YOUR OBJECTIVE:
For each record below, retype the text exactly and omit any image.

(App and web page records)

-------

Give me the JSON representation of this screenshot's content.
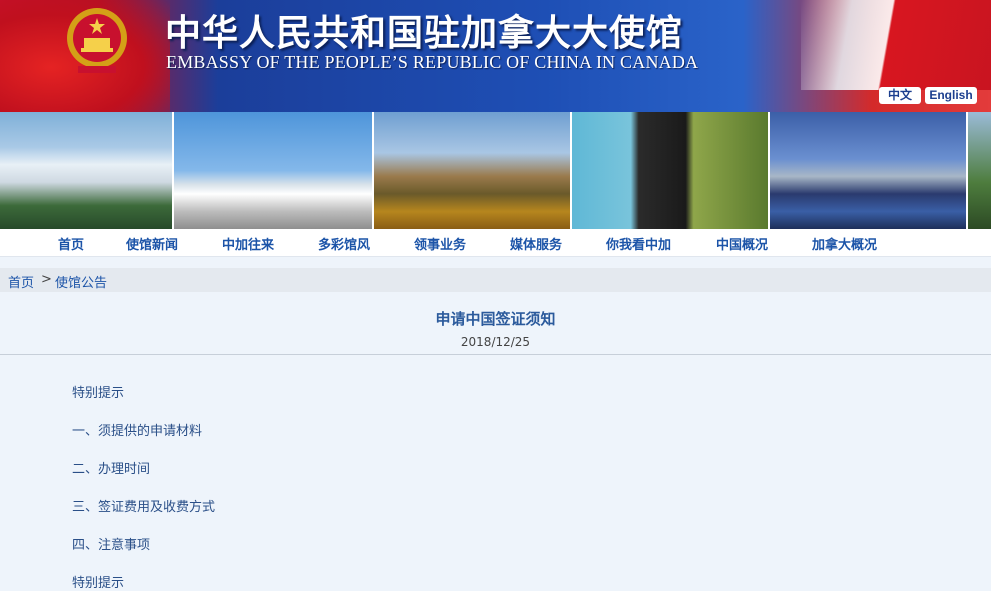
{
  "header": {
    "title_cn": "中华人民共和国驻加拿大大使馆",
    "title_en": "EMBASSY OF THE PEOPLE’S REPUBLIC OF CHINA IN CANADA",
    "lang_zh": "中文",
    "lang_en": "English"
  },
  "banner_photos": [
    "niagara-falls",
    "birds-nest-stadium",
    "great-wall",
    "totem-pole",
    "national-centre-performing-arts",
    "landscape"
  ],
  "nav": {
    "items": [
      "首页",
      "使馆新闻",
      "中加往来",
      "多彩馆风",
      "领事业务",
      "媒体服务",
      "你我看中加",
      "中国概况",
      "加拿大概况"
    ]
  },
  "breadcrumb": {
    "home": "首页",
    "separator": ">",
    "current": "使馆公告"
  },
  "article": {
    "title": "申请中国签证须知",
    "date": "2018/12/25",
    "toc": [
      "特别提示",
      "一、须提供的申请材料",
      "二、办理时间",
      "三、签证费用及收费方式",
      "四、注意事项",
      "特别提示"
    ]
  },
  "colors": {
    "header_blue": "#1e4fb5",
    "link_blue": "#1c54a8",
    "title_blue": "#2b5a9c",
    "page_bg": "#eef4fb"
  }
}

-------

EXERCISE OUTPUT:
Give me the JSON representation of this screenshot's content.
{
  "header": {
    "title_cn": "中华人民共和国驻加拿大大使馆",
    "title_en": "EMBASSY OF THE PEOPLE’S REPUBLIC OF CHINA IN CANADA",
    "lang_zh": "中文",
    "lang_en": "English"
  },
  "banner_photos": [
    "niagara-falls",
    "birds-nest-stadium",
    "great-wall",
    "totem-pole",
    "national-centre-performing-arts",
    "landscape"
  ],
  "nav": {
    "items": [
      "首页",
      "使馆新闻",
      "中加往来",
      "多彩馆风",
      "领事业务",
      "媒体服务",
      "你我看中加",
      "中国概况",
      "加拿大概况"
    ]
  },
  "breadcrumb": {
    "home": "首页",
    "separator": ">",
    "current": "使馆公告"
  },
  "article": {
    "title": "申请中国签证须知",
    "date": "2018/12/25",
    "toc": [
      "特别提示",
      "一、须提供的申请材料",
      "二、办理时间",
      "三、签证费用及收费方式",
      "四、注意事项",
      "特别提示"
    ]
  },
  "colors": {
    "header_blue": "#1e4fb5",
    "link_blue": "#1c54a8",
    "title_blue": "#2b5a9c",
    "page_bg": "#eef4fb"
  }
}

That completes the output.